This is one of the most famous mountain hikes in County Kerry. It takes in the three tallest mountains on the island. I had been wanting to walk it for ages. I have climbed Carrauntoohil several times but never had I completed the full horseshoe.
When my friend Peter asked would I be interested in climbing Carrauntoohil with him my answer was “sure, no problem, but can we do the horseshoe?”. The forecast for today was okay and thus we set off.
We started from the Hydro Road car park where signs tell visitors dogs aren’t welcome and may be shot on the private farmland surrounding the Reeks. Of course we adhered and left Apache in the car. Hence any appearances of Apache on photographs today are my brilliant Photoshop-skills at work.
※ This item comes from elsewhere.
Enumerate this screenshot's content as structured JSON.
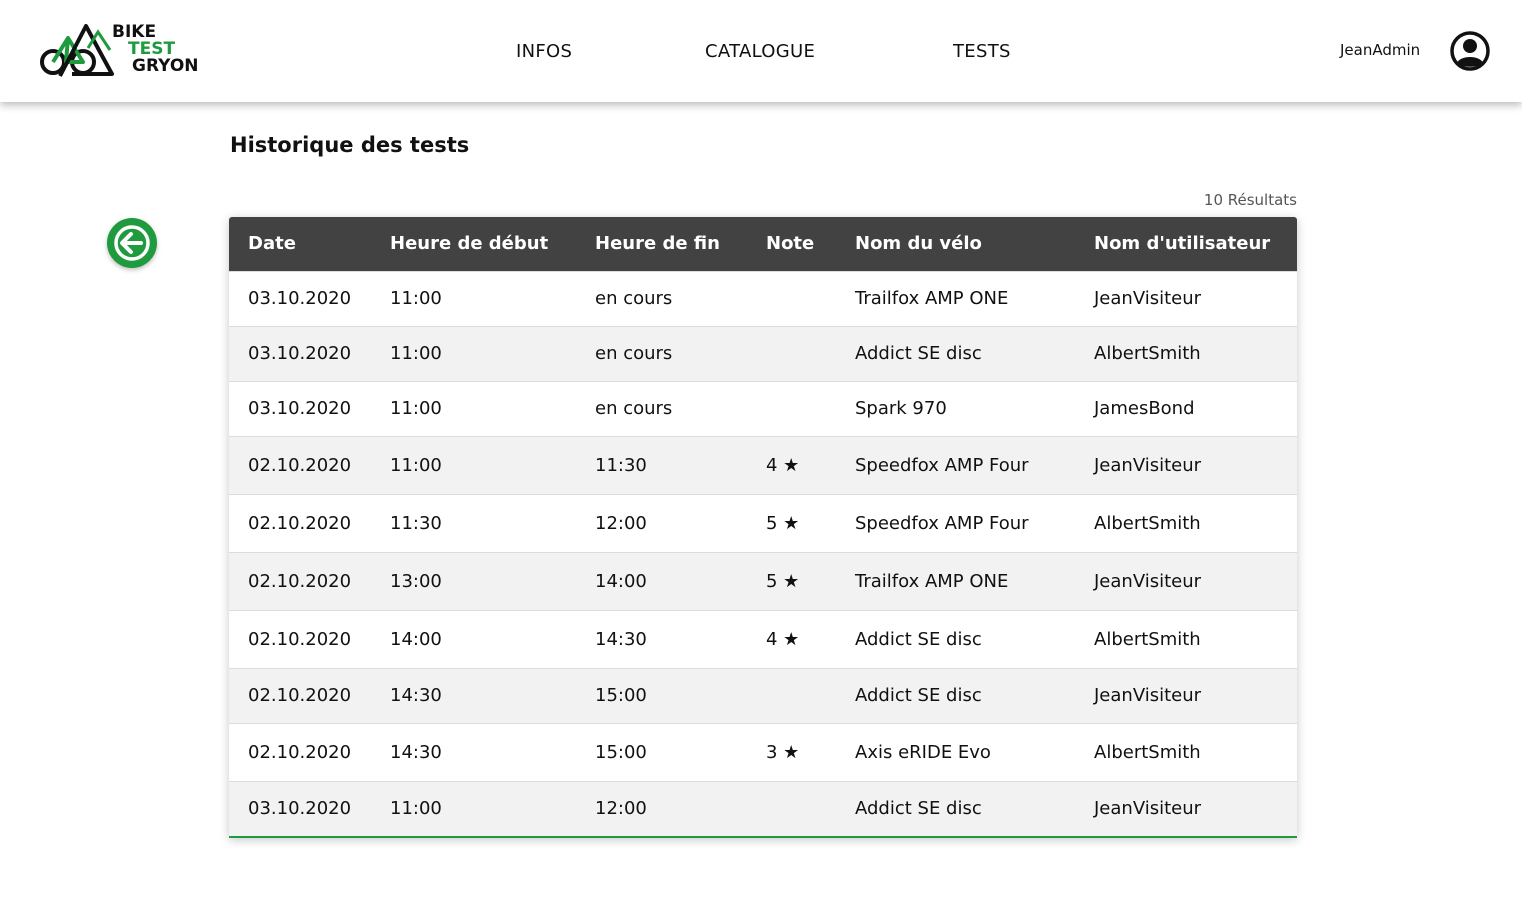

The walk start off with a steep track going up to Coomloughra Lough and thereafter up the slopes of Caher. Caher’s west top stands at 975 meter tall and was our first summit of the day. From there, Caher mountain, at 1001 meter tall, is an easy walk along a ridge and it took us little time to get there. Carrauntoohil and its cross at the summit are now proper visible as is the ridge that separates Caher and Carrauntoohil.
In the snowy conditions that today presented us the ridge took some attention as in places it goes downhill quite steeply. And on the other side of the ridge, all that altitude lost has to be regained on the upper slopes of Carrauntoohil (1039 meters). But after that, we had made it at last! The actual highest point in Ireland . However, after the obligatory pictures of the cross, we had to keep going and Beenkeragh (1010 meter) was the next task at hand. Over its scary ridge.
Two years ago I hiked up Carrauntoohil from Beenkeragh and thus it wasn’t my first time on Beenkeragh Ridge. At the time the conditions were similar (if not worse) and the Ridge was, well… plain frightening. Difficult uneven terrain, steep drops on both sides, the rocky mini-summit halfway called The Bones, and snow and ice made it interesting, to say the least. And again today I was rather intimidated by the terrain. I remembered how finding a route slightly below the ridge’s top made it easier and thankfully we were able to navigate the ridge without error. Typically, whilst the day had been mostly clear, visibility on our time on the ridge was poor but my GPS proved helpful.
The weather quickly changed whilst we were hiking up the steep slopes of Beenkeragh and as the sun came back and the cloud lifted, the view was worthy of our endeavors. The way down from here looked a lot easier, too. Down towards Skregmore and from there on down towards Lough Eigher and Lough Coomloughra. From there it took us another 40 minutes to get back to the Hydro road car park. What an adventure!
What an adventure!